Simple Exam Preparation Tips & Test-Taking Strategies (from Dartmouth College)

Test Taking Tips to Help you Test Taking and Study Skills

Test Taking Strategies for all Tests

1.      Bring at least 2 pens/pencils with good erasers.

2.      Bring a watch to the test so that you can better pace yourself.

3.      Keep a positive attitude throughout the whole test and try to stay relaxed.

4.      Keep your eyes on your own paper; you don’t want to appear to be cheating.

5.      When you first get the test, look over the entire test so that you know how to budget your time.

6.      Do the easiest problems first. 

7.      Don’t stay on a problem that you are stuck on, especially when time is a factor.

8.      Do the problems that have the greatest point values first.

9.      Ask your teacher for clarification if you don’t understand what they are asking on the test.

10.  Write legibly.  If the grader can’t read what you wrote, they’ll most likely mark it wrong.

11.  Always read the whole question carefully.  Don’t make assumptions about what the question might be.

12.  If you don’t know the answer, skip it.  Go on with the rest of the test and come back to it later.  Other parts of the test may have some information that will help you out with that question.

13.  Don’t worry if others finish before you.  Focus on the test in front of you.

14.  If you have time left when you’re finished, make sure you have answered all of the questions.

15.  Double check to make sure that you put your first and last name on the test.

What type of test are your taking?
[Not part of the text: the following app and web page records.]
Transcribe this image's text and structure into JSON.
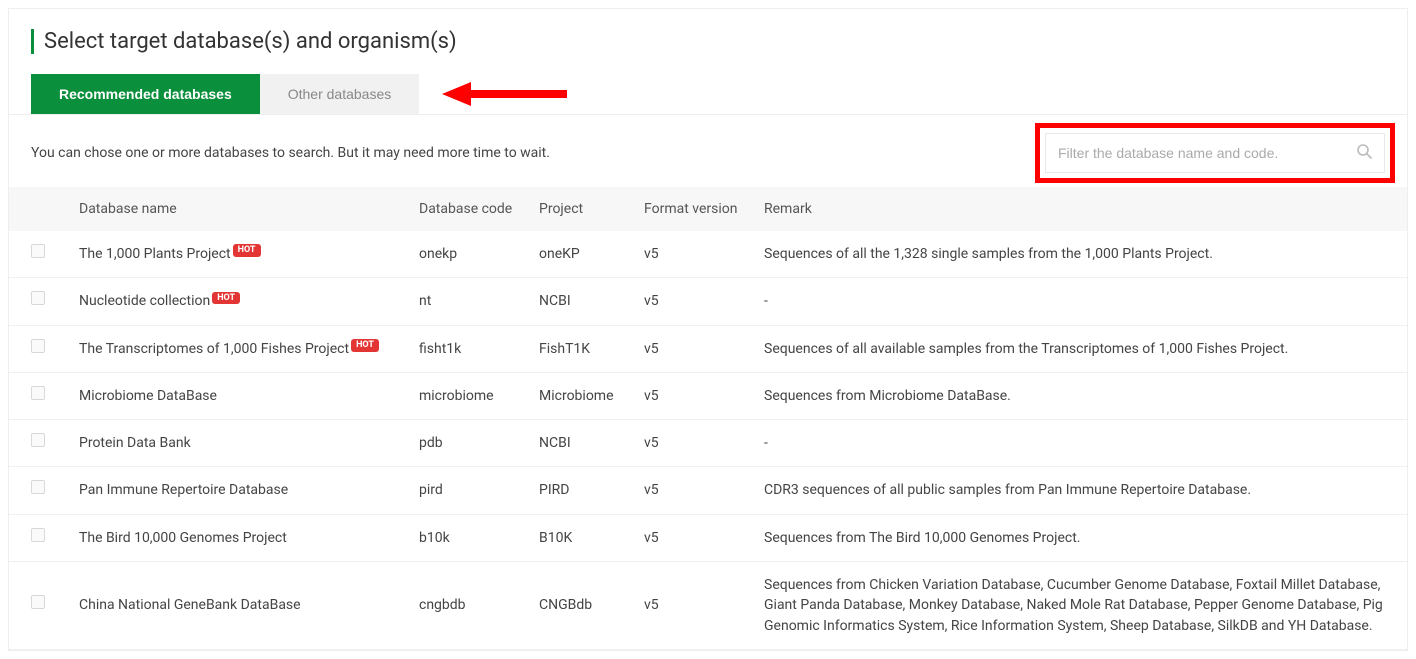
{
  "title": "Select target database(s) and organism(s)",
  "tabs": {
    "recommended": "Recommended databases",
    "other": "Other databases"
  },
  "subtext": "You can chose one or more databases to search. But it may need more time to wait.",
  "filter": {
    "placeholder": "Filter the database name and code."
  },
  "hot_label": "HOT",
  "columns": {
    "name": "Database name",
    "code": "Database code",
    "project": "Project",
    "format": "Format version",
    "remark": "Remark"
  },
  "rows": [
    {
      "name": "The 1,000 Plants Project",
      "hot": true,
      "code": "onekp",
      "project": "oneKP",
      "format": "v5",
      "remark": "Sequences of all the 1,328 single samples from the 1,000 Plants Project."
    },
    {
      "name": "Nucleotide collection",
      "hot": true,
      "code": "nt",
      "project": "NCBI",
      "format": "v5",
      "remark": "-"
    },
    {
      "name": "The Transcriptomes of 1,000 Fishes Project",
      "hot": true,
      "code": "fisht1k",
      "project": "FishT1K",
      "format": "v5",
      "remark": "Sequences of all available samples from the Transcriptomes of 1,000 Fishes Project."
    },
    {
      "name": "Microbiome DataBase",
      "hot": false,
      "code": "microbiome",
      "project": "Microbiome",
      "format": "v5",
      "remark": "Sequences from Microbiome DataBase."
    },
    {
      "name": "Protein Data Bank",
      "hot": false,
      "code": "pdb",
      "project": "NCBI",
      "format": "v5",
      "remark": "-"
    },
    {
      "name": "Pan Immune Repertoire Database",
      "hot": false,
      "code": "pird",
      "project": "PIRD",
      "format": "v5",
      "remark": "CDR3 sequences of all public samples from Pan Immune Repertoire Database."
    },
    {
      "name": "The Bird 10,000 Genomes Project",
      "hot": false,
      "code": "b10k",
      "project": "B10K",
      "format": "v5",
      "remark": "Sequences from The Bird 10,000 Genomes Project."
    },
    {
      "name": "China National GeneBank DataBase",
      "hot": false,
      "code": "cngbdb",
      "project": "CNGBdb",
      "format": "v5",
      "remark": "Sequences from Chicken Variation Database, Cucumber Genome Database, Foxtail Millet Database, Giant Panda Database, Monkey Database, Naked Mole Rat Database, Pepper Genome Database, Pig Genomic Informatics System, Rice Information System, Sheep Database, SilkDB and YH Database."
    }
  ]
}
  • As you are reading the questions, try to come up with answers in your head before you look at the choices.
  • If you are not sure of an answer, eliminate the choices you know are incorrect by crossing them out.
  • If two choices are similar or opposite, one of them is probably the correct answer.

TRUE/FALSE Questions

  • Statements with always, never, every, all, and none in them are usually false.
  • Statements with usually, often, sometimes, most, and many in them are usually true.
  • Read True/False questions very carefully. One word will often determine whether a statement is True or False.

ESSAY Questions

  • Read each question and then start with the easiest one.
  • Note how many points each essay is worth, and adjust the time you spend on each question.
  • Before you write, brainstorm key words, ideas and points that you want to cover in your essay.
  • Begin your essay by restating the question & telling the reader what they can expect from your essay.
  • Write legibly and use complete sentences.
  • If you don't know the answer to the question, take a couple minutes to write down what you do know about the subject. You may hit on something and get partial credit.


  • Have your notes already highlighted so that important information is easy to locate.
  • Put sticky notes, or bookmarks in your textbook to help you find important information.